The brochure specified that in order for the policy to pay out, the caregiver "cannot be a member of your immediate family living with you." but the fine print in the actual contract specified that payments couldn't be made to family members, regardless of where they lived.
When the policyholder got sick and her family cared for her, CNA Financial Group -- the issuer of the policy -- refused to pay up. Forbes reports that "The complaint, which seeks unspecified damages from CNA, Orman, her firm and others, quotes repeated advice in Orman books to buy long-term care coverage." Orman's lawyers say the case is without merit.
The case itself is not that interesting, but Forbes' decision to cover it is. Forbes writer William P. Barrett adds to the piece, somewhat clumsily, that "At the time, Orman, now 57, portrayed herself to the public as a practicing financial planner. But a contemporaneous Forbes story said she hadn't done such paid work in years; her financial services earned income was coming mainly from selling insurance. Our story pointed out a number of other false statements in her published author's bio, which was quickly changed."
And that has precisely nothing to do with the lawsuit, but who cares about that?
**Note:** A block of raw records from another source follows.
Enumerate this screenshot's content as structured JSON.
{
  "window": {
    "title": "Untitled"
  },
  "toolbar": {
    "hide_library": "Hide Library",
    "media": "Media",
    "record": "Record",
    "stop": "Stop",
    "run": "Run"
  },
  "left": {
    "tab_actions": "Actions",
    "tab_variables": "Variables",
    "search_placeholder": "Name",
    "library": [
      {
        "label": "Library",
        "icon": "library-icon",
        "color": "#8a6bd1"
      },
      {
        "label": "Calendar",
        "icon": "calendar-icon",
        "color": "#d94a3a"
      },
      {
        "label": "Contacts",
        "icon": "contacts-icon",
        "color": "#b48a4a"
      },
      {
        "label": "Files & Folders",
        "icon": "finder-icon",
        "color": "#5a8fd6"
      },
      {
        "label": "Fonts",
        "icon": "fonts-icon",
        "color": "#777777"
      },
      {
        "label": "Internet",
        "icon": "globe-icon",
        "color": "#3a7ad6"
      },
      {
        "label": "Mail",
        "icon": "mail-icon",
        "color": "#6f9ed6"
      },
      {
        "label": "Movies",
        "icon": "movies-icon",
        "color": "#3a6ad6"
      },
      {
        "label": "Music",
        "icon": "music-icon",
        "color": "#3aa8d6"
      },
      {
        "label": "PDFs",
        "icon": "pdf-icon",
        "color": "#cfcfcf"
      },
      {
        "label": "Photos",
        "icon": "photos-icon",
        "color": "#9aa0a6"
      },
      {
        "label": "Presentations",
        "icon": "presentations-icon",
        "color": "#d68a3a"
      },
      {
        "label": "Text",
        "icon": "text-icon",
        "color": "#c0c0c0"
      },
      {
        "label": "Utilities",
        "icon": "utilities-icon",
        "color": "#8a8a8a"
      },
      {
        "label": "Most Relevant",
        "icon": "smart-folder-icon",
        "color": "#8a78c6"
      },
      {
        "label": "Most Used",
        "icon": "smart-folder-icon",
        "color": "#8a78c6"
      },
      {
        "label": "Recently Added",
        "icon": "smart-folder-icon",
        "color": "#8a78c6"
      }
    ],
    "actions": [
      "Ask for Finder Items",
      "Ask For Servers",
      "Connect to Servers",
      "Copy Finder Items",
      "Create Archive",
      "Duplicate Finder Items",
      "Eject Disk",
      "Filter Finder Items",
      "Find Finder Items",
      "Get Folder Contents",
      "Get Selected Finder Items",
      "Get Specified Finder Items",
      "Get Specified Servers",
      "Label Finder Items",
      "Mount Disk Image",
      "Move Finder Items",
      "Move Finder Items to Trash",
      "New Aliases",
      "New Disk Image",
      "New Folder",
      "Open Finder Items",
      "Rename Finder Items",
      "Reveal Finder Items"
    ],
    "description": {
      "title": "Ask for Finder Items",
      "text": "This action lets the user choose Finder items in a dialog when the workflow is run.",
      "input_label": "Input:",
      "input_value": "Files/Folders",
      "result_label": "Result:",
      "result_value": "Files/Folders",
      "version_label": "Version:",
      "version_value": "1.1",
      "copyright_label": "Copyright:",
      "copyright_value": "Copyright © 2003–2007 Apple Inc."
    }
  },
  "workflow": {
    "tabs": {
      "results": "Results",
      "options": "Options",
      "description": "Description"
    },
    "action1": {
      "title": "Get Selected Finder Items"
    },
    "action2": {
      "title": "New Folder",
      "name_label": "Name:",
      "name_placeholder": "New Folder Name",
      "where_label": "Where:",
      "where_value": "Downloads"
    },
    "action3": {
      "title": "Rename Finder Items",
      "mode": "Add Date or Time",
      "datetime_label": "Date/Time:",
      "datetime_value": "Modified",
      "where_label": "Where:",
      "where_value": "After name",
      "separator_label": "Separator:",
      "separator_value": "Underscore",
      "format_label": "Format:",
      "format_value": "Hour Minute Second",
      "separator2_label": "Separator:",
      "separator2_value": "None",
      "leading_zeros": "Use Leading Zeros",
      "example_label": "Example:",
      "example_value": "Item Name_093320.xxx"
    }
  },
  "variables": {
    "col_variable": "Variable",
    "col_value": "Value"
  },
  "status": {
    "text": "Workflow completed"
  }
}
Barrett adds at the end that "The lengthy New York Times Magazine profile of Orman published Sunday calls her "the best-known financial adviser in the country" and "a trusted national adviser." It makes no mention of this litigation, which has been pending in the courts against her for several months."